Zimbabwe’s political matrix is getting increasingly interesting, almost fun, had it not been for the implications on the lives of the 15-plus million people.
The developments in this southern African state can only be interesting to political scientists putting together some thesis on the endless episodes of drama, tragedy and sometimes comedy that has continued to unfold in Zimbabwe for over a decade now.
With effect from tomorrow, Zimbabwe — meaning President Robert Mugabe — becomes chairman of the powerful Peace and Security Council of the African Union. For the next 30 days — the duration of the rotational chairmanship — Zimbabwe will, among other expectations, be looked upon to deliver resolutions passed by the continental body’s extraordinary summit on the state of peace and security in Africa.
The other event takes place on June 11 when Zimbabwean leaders of the country’s three-legged coalition will appear before Sadc Heads of State in South Africa, to deal with Zimbabwe’s unfinished election roadmap business.
The scenario that these two developments presents is that of President Mugabe, now chairman of the continent’s powerful Peace and Security Council, being called to account by its lesser sibling, Sadc, on matters that have a potential to embarrass him — even tear his political schemes apart.
There has already been excitement from quarters needless to mention over the meaning of the two developments. “(President) Mugabe now has an opportunity to tell this Zuma fellow in his face that he is not qualified to preach the business of security and peace in his country when he is the man of the entire continent’s peace and security body,” some opined.
There are others that suggested even that come June 11, Zanu PF, through President Mugabe, would literally walk over Sadc leaders and trash the Livingstone resolutions — in fact, turn the tables against MDC-T whose police “dossier” of violence gets thicker by the day.

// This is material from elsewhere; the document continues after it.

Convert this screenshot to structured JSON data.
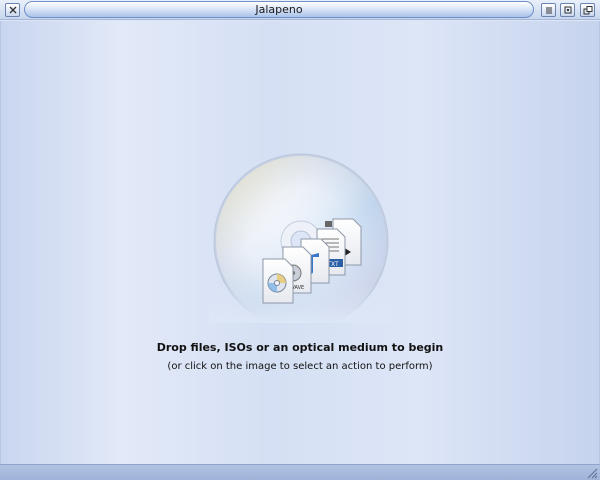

Already, President Mugabe and his party have gone to great pains to overturn the MDC-T’s Livingstone spectacular diplomatic victory. Top ministerial envoys were dispatched to Sadc countries brandishing thick dossiers of alleged MDC-T sadism and they all returned to deliver positive reports of how well received they had been on their “eye-opening” missions.
So, with an “enlightened” Sadc leadership having to deal with the chairman of the continental body on peace and security, the view that many sympathisers of the once-revolutionalry party would want to entertain is that of a Mugabe walkover and an MDC-T knuckle-rapping.
The politics of the June events, however, work in a different way.
To begin with, the AU will not sit throughout the month of June that Zimbabwe will be chairing the security organ. What this means is that our President may not have a chance at all to boss the likes of Zuma around.
President Mugabe’s mandate throughout June would be to ensure the full implementation of the resolutions that the Addis Ababa AU Summit took — particularly the Libyan question.
The other general task would be, as correctly pointed out by Foreign Affairs minister Simbarashe Mumbengegwi, to ensure outstanding peace and security issues in Africa are solved politically.
During its month-long tenure as chairman of the security council, Zimbabwe will deal with the Libyan crisis with a view that the whole “drama” in North Africa is a creation of greedy Western countries bent on stealing rich African resources.
In Zimbabwe’s view, there is no discontent among the citizens of North Africa. Had it not been for the West, Egypt, Tunisia and Libya would have been the proverbial milk and honey scenarios.
“Libya is a legitimate member of the African Union and all this noise by the West is aimed at ensuring that they have total control of our resources. Africa is rich and they want to reverse the freedoms gained from various struggles,” Mumbengegwi said.
Down in SA on June 11, President Mugabe will together with Morgan Tsvangirai and Welshman Ncube, appear before Sadc as leaders of their parties in Zimbabwe and not wearing any other hats.
The occasion will be the Tripatite Summit involving Sadc, Ecowas and Comesa.
Sadc Heads of State will find time at this summit to deal with the crucial Zimbabwe problem which the Windoek meeting failed to accommodate because of the unavailability of President Jacob Zuma.
The AU mandated Sadc to deal with the protracted Zimbabwean governance problem and so, when the GNU principals appear before Sadc, they will be equal.
Sadc has a task to produce an election roadmap for Zimbabwe and that task is clear for all three parties.
Ideas being toyed around by certain “analysts” to the effect that the GPA is the roadmap or that issues such as the constitution and reforms on the electoral and security among other fronts are needless — are themselves wishes that Sadc could find not easy to fulfil.
So Zimbabwe’s chairmanship of a powerful AU organ will not affect the manner in which the regional body will deal with the vital issues of Zimbabwe’s elections, its constitution, reforms — generally, the election roadmap and the full implementation of the Global Political Agreement.